Plan to have at least one serving of vegetables each morning. Throw spinach, mushrooms, peppers, broccoli, onions or tomatoes (or all of the above) into your omelets. It's delicious! Well, except those mushroom things, blech! ;) Try sneaking kale, spinach, carrots, fennel or cucumber into your smoothie for a quick veg option. Fruits are super easy to add to oatmeal, yogurt, whole-grain cereal, Cream of Wheat or my favorite pre-workout breakfast, wheat toast with natural peanut butter and banana slices on top. mmm.... Just be careful to avoid the canned varieties of fruit. They are often packed in heavy syrups and the calories/sugars add up fast. Whole fruit is the ideal, but frozen is a good option, too.
I have grown to really love oatmeal over the past few years. I didn't always. As a kid, it always seemed ultra sticky and I would tend to grumble and complain whenever my mom made it for breakfast, begging for Cap'n Crunch instead. My poor mom. As I've grown, I've discovered the health benefits of this breakfast food and also some tips that improves my overall oatmeal experience without having to add all the preservatives, chemicals, SUGARS, etc found in the prepackaged varieties.
One half cup of old-fashioned oats has 5g protein.1 Protein is important to every single cell in the body, and is the building block of bones, muscles, cartilage, skin and blood. These proteins are also fundamental to enzymes, hormones, and vitamins. 2
A few challenges ago, I believe it was last summer, we had a Question & Answer weekly bonus. Each team member had to ask the team one health question and then their teammates had to answer that question, either with their own experiences or by researching. I was reading through some of these question/answers the other day and I found some gems that I think are worth sharing.
If you're participating in the current March 2014 Challenge then you're already aware that we've switched up Week 2 by doing a bit of a mashup with menu planning and food journaling. As I went through the week I found myself seeing some pros and cons from the switch. I've decided to take today and do a bit of a review of my experience with our Week 2 Bonus this round.
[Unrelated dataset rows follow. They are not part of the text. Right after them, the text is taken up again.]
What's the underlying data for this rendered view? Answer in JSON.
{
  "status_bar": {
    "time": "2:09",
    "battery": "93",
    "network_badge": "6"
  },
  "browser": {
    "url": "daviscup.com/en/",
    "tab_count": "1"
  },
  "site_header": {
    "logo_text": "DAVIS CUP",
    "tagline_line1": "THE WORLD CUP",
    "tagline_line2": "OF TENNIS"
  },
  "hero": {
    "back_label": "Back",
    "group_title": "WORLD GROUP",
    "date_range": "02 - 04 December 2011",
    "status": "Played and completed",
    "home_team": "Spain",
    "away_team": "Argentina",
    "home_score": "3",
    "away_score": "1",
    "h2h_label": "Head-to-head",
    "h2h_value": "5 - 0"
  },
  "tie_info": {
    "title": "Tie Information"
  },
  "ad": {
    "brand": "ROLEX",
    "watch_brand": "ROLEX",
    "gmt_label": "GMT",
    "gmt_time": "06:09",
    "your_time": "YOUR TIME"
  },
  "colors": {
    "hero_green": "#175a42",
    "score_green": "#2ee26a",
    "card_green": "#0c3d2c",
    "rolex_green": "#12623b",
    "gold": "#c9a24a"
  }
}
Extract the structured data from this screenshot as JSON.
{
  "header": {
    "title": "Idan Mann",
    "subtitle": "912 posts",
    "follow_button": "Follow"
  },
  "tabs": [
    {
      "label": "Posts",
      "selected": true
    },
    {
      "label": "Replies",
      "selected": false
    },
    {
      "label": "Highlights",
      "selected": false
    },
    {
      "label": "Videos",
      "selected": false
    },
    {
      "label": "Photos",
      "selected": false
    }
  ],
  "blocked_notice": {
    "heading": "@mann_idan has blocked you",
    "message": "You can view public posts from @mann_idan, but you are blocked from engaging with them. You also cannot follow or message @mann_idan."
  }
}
When I first decided to start exercising, one of the reasons I wanted to get fit was…I wanted to be able to eat anything (and everything) I wanted. Sounds like a really effective weight loss plan doesn't it? I mean, once you are exercising regularly, you can eat cake every day, right? (And monster cookies...and LemonHeads...and Raspberry Fritters and...well, you see where I'm headed here). Needless to say, that has not worked out so well for me. Apparently, that's not really how this whole "get fit" thing works. Sadly, it has become quite clear to me that the saying..."YOU CAN'T OUT EXERCISE A BAD DIET" really is a true statement. This is disheartening to me because it is easier to find the determination to make myself exercise 45 minutes a day than to force myself to eat well 24 hours a day (okay, more like 16-17 hours if I'm getting a decent amount of sleep).
So, let's think about this logically...I could easily figure out how to consume 800-1500 calories in 15 minutes or less by getting a large popcorn with butter and a gigantic Coke at the movies...or by picking up fast food at Wendy's at the end of a long and frustrating day instead of taking the time to prepare a home-cooked meal...or by relaxing with a good book and a couple of KitKat's, Butterfingers and the above mentioned (and all-time favorite of mine) LemonHeads!! There is, however, NO WAY I could burn the same amount of calories in 15 minutes or less. That would take me 1 or 2 hours.
Back in 2008 I was diagnosed with insulin resistance. My physician gave me the book, The Insulin-Resistance Diet, by Cheryle R. Hart, M.D. and Mary Kay Grossman, R.D. and suggested that I use it to learn more about insulin resistance and how my body responds to glucose. I have to say that at first I was skeptical because I really hate the word "diet". I always imagine a LOT of restriction with short-term gains, I'm just not into that. I prefer slow progress that is actually sustatinable for a lifetime! That said, I learned a lot from the book and though it says "diet" in the title, I think it was more of a "selling" point than a reflection of my idea of what the word "diet" means. I'd like to share what I hope will be helpful to those who may be fighting insulin resistance.
I love fresh fruit. I truly believe that most days, it can stand all on it's own to satisfy my sweet cravings, but there are those other days when I just want a little extra flavor to go along with my apple or banana. As much as I would love to allow myself to gorge on a vat of caramel dip....deep down I just know it won't end well if I do. Oh,I can just hear Valerie now..."DON'T DO IT!". So began my quest to find a flavorful addition to satiate my current snack attacks. I had 3 personal requirements for such a find. It had to be:
Be sure to read tomorrow's post about the benefits of linking foods.
I want a recipe that can be changed according to my mood...add a dash of this...a pinch of that...